Wood: Is It Still Good? Part One: Embodied Carbon

Jan. 29, 2024

Wood products are widely regarded as carbon neutral—or even better. With new research challenging that idea, a more cautious approach is emerging. Because the climate stakes are too high for us to get this wrong.

by Paula Melton

Editor’s note: Stephanie Carlisle, senior researcher at the University of Washington’s Carbon Leadership Forum, generously provided a technical review.

This is Part One of a two-part series on wood products. It delves into the climate impacts—positive, negative, and otherwise—of managed forests. Part Two considers more climate implications along with ecological and socioeconomic impacts, illuminating surprisingly diverse forestry practices throughout the U.S. and Canada. Part Two will also provide pragmatic guidance on vetting and procuring better products.

The report landed gently at first, at the height of summer, bearing a semi-cryptic, semi-technocratic name. So it was a couple of weeks before its findings exploded.

The blast, when it came, shattered a tenacious truism about one of the most essential and enduring building materials on Earth. “Wood use is not ‘carbon neutral,’” asserted the authors of The Global Land Squeeze: Managing the Growing Competition for Land.

The shock wave from this statement is still unsettling the green building community. Released in July 2023 by the World Resources Institute (WRI), the land-squeeze report maintains that wood use is not carbon neutral “even if forests are managed sustainably” and adds, “In most scenarios, harvesting additional wood, even for construction, will likely increase atmospheric carbon for decades.”

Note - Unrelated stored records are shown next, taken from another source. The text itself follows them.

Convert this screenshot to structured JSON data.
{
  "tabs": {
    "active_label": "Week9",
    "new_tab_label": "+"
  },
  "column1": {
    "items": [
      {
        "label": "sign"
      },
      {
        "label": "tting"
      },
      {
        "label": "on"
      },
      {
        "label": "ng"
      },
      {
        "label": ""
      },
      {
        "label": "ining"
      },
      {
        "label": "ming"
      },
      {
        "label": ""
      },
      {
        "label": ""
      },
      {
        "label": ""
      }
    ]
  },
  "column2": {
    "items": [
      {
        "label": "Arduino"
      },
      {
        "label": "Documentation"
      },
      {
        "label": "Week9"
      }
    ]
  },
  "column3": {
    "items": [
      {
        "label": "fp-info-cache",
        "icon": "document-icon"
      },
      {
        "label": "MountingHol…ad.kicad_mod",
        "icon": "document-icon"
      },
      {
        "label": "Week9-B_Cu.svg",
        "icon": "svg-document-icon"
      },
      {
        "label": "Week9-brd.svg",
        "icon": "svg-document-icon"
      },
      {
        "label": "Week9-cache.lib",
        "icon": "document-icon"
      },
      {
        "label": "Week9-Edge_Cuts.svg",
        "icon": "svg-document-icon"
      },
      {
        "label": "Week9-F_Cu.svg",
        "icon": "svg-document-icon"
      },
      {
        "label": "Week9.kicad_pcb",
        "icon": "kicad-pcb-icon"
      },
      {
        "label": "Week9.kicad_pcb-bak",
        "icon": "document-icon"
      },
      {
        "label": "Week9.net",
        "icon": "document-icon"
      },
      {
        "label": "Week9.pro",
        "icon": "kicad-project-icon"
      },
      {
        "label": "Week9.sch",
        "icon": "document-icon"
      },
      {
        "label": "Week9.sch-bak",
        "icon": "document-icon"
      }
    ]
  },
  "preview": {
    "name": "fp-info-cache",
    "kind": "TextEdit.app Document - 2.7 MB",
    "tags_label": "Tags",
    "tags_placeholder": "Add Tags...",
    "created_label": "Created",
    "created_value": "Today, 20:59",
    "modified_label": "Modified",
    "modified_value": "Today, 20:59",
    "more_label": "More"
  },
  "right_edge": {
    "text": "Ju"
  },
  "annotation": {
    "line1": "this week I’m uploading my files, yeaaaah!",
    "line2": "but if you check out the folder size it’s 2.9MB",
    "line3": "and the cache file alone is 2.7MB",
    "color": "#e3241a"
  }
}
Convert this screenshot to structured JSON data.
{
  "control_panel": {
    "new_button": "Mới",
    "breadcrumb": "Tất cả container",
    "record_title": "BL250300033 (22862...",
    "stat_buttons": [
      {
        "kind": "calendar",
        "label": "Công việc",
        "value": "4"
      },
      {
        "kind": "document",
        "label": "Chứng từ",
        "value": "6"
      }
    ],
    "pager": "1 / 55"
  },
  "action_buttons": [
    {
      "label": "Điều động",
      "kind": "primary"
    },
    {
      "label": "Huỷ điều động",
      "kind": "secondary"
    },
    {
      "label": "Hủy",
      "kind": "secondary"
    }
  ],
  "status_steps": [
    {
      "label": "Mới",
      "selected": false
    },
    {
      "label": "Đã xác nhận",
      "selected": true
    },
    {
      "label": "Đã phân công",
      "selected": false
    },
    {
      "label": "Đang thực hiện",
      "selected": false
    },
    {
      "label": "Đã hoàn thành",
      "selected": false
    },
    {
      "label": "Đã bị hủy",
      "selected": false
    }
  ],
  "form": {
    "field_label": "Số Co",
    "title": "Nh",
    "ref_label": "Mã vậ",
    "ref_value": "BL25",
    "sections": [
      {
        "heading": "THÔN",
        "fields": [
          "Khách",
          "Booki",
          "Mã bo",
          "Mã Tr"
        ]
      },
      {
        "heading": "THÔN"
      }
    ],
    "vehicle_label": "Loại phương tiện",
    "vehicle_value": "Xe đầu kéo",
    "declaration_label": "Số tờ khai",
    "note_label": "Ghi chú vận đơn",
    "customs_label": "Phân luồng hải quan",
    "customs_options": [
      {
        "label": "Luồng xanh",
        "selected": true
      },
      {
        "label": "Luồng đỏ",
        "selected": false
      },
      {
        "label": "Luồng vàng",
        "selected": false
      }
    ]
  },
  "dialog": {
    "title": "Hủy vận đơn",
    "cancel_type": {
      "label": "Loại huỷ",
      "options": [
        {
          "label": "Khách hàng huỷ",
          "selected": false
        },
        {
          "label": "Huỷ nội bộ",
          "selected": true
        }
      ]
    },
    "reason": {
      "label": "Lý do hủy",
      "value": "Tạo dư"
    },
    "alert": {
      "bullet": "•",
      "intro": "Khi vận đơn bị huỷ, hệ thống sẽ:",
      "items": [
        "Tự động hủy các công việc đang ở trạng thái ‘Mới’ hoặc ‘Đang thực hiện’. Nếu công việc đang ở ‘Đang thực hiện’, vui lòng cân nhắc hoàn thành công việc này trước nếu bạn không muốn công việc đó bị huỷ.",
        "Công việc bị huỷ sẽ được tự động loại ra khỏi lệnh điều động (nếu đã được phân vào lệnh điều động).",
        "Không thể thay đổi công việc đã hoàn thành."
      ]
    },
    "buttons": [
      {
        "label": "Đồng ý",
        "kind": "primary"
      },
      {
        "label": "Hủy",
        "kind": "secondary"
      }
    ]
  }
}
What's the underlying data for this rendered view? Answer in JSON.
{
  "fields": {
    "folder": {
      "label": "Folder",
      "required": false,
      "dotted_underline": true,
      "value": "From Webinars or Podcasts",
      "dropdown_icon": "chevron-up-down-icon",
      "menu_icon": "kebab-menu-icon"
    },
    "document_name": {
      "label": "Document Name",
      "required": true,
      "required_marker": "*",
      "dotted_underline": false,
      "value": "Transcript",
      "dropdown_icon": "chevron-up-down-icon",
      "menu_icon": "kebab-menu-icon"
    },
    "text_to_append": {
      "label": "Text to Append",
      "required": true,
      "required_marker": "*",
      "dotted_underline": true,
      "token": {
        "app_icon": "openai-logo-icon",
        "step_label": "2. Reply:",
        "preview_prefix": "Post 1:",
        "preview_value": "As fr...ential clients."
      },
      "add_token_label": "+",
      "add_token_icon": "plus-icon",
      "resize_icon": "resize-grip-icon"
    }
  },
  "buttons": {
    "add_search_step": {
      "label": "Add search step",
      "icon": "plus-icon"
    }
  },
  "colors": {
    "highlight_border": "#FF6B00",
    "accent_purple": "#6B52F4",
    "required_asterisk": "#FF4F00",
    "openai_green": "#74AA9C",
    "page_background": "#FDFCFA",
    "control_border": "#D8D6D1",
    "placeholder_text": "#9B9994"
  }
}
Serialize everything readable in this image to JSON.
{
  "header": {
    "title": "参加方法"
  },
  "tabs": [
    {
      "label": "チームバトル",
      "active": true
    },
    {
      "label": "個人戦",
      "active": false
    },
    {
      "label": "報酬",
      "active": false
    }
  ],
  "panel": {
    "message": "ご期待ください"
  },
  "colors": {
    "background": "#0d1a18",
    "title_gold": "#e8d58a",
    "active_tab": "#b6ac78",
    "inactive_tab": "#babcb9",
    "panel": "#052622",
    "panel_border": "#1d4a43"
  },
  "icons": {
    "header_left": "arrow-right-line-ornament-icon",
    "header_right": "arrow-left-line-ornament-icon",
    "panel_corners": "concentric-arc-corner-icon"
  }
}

Despite a thorough and passionate rebuttal from fellow scientist Brent Sohngen, a professor of agricultural, environmental, and development economics at Ohio State University, the report has felled longstanding assumptions and net-zero claims, creating a sort of clearing where many environmentalists’ latent unease has taken root and has quickly grown larger and stronger. Suddenly, the inherent-carbon-neutrality maxim—remarkably persistent despite being counterintuitive—was being openly questioned. And that questioning has altered the green building world’s assumptions and conversations about the sustainability of wood products, and of mass timber structural systems in particular, perhaps irrevocably.

But were the authors right?

And if they were, what should we do now?

This article is BuildingGreen Premium content

Two ways to read the full article and get CEUs: Sign up for BuildingGreen Premium | Purchase this article to get online access and a printable PDF.

For details, visit